In general, vegetarians live longer and are known to have fewer chronic illnesses. Health-care costs throughout the world have been growing exponentially. Vegetarian diets can help offset medical costs by reducing the amount of medical attention we need.

Palak Malik, 16, New Delhi: Vegetarianism existed as a custom in the days of yore among certain Hindu and Buddhist sects. It is sattvic food advocated by the rishis and munis of the ancient times, whereas nonvegetarian food is a product of violence as the animal is killed and cooked for eating purposes. The animal at the time of death has feelings of anger, or may fear death, which on consuming them as food are transferred not only to the human body but the human mind and soul as well.

Our ancient scriptures say, "What you eat, so you become." Just by giving a thought to the quote one can realize what is going to be the fate of the vast majority of people who are eating nonvegetarian food just for taste when so many fresh fruits and vegetables are available in plenty.

By eating nonvegetarian food, people are becoming more and more violent and aggressive, and they pose a serious threat to the existence of a peaceful world. At the same time they are inviting diseases like high blood pressure, tension and other psychological problems.

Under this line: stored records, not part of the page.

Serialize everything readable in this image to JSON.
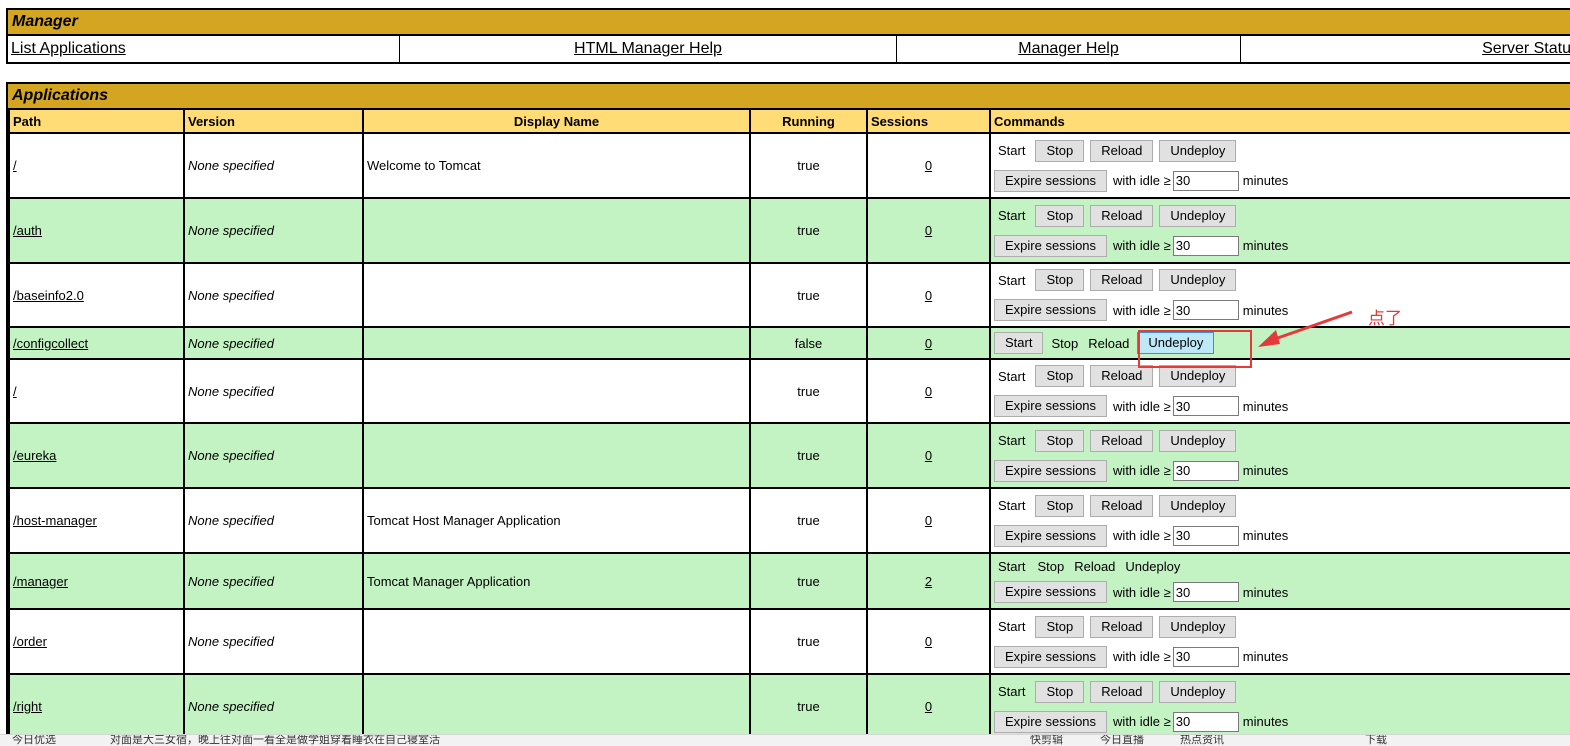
{
  "manager": {
    "title": "Manager",
    "links": [
      "List Applications",
      "HTML Manager Help",
      "Manager Help",
      "Server Status"
    ]
  },
  "applications": {
    "title": "Applications",
    "columns": [
      "Path",
      "Version",
      "Display Name",
      "Running",
      "Sessions",
      "Commands"
    ],
    "rows": [
      {
        "path": "/",
        "version": "None specified",
        "display": "Welcome to Tomcat",
        "running": "true",
        "sessions": "0"
      },
      {
        "path": "/auth",
        "version": "None specified",
        "display": "",
        "running": "true",
        "sessions": "0"
      },
      {
        "path": "/baseinfo2.0",
        "version": "None specified",
        "display": "",
        "running": "true",
        "sessions": "0"
      },
      {
        "path": "/configcollect",
        "version": "None specified",
        "display": "",
        "running": "false",
        "sessions": "0"
      },
      {
        "path": "/",
        "version": "None specified",
        "display": "",
        "running": "true",
        "sessions": "0"
      },
      {
        "path": "/eureka",
        "version": "None specified",
        "display": "",
        "running": "true",
        "sessions": "0"
      },
      {
        "path": "/host-manager",
        "version": "None specified",
        "display": "Tomcat Host Manager Application",
        "running": "true",
        "sessions": "0"
      },
      {
        "path": "/manager",
        "version": "None specified",
        "display": "Tomcat Manager Application",
        "running": "true",
        "sessions": "2"
      },
      {
        "path": "/order",
        "version": "None specified",
        "display": "",
        "running": "true",
        "sessions": "0"
      },
      {
        "path": "/right",
        "version": "None specified",
        "display": "",
        "running": "true",
        "sessions": "0"
      }
    ]
  },
  "commands": {
    "start": "Start",
    "stop": "Stop",
    "reload": "Reload",
    "undeploy": "Undeploy",
    "expire": "Expire sessions",
    "with_idle": "with idle ≥",
    "idle_value": "30",
    "minutes": "minutes"
  },
  "annotation": {
    "text": "点了",
    "color": "#e53a3a"
  },
  "status_bar": {
    "items": [
      "今日优选",
      "对面是大三女宿，晚上往对面一看全是做学姐穿着睡衣在自己寝室活",
      "快剪辑",
      "今日直播",
      "热点资讯",
      "下载"
    ]
  },
  "colors": {
    "header_bar": "#d3a521",
    "column_header": "#ffdc75",
    "row_alt": "#c3f3c3",
    "button": "#e1e1e1",
    "button_active": "#bde8f8"
  }
}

Tejal Shah, 19, New Brunswick, New Jersey: Drugs and alcohol have already exhibited extreme mental affects on individuals, leading some to depression, yet scientists have not researched adequately the effects of diet on mental health. Hinduism here is several steps ahead, as its philosophy stated in Hindu Rites and Rituals tells us, "Since Vedic times the rishis meditated and computed the effects of diet on man's thoughts, his higher consciousness and his spirit. They delved deep to fathom the mechanisms of his behavior with himself, with those around him, with his environment and the divine. Gleaning the empirical truths, they prescribed holistic injunctions of diet purity to edify his body, mind and spirit."

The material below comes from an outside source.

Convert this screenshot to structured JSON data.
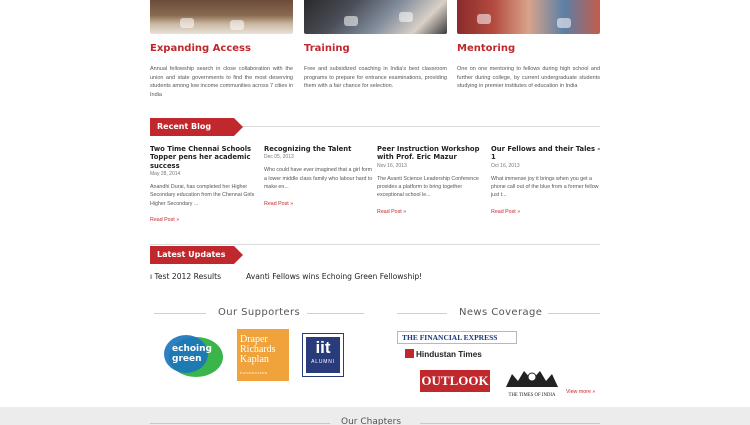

Hindu scripture places food into three categories: tamasic, rajasic and sattvic, in accordance with the kinds of effects it has on an individual's body, mind and spirit. The tamasic category includes meat and is attributed to a state of darkness, ignorance, lethargy and inactivity. The scripture elaborates, "A diet of animal flesh stimulates the senses, inciting the baser instincts in man. He is more prone to bursts of anger, hate and violence. The calming, sattvic temperament accruing from a vegetarian diet is reflected in animals. Herbivores are docile, whereas carnivores are aggressive and violent." At the same time, a nonvegetarian diet teaches no pity and care for animals, leading to their ill treatment, sometimes even when they are not being eaten.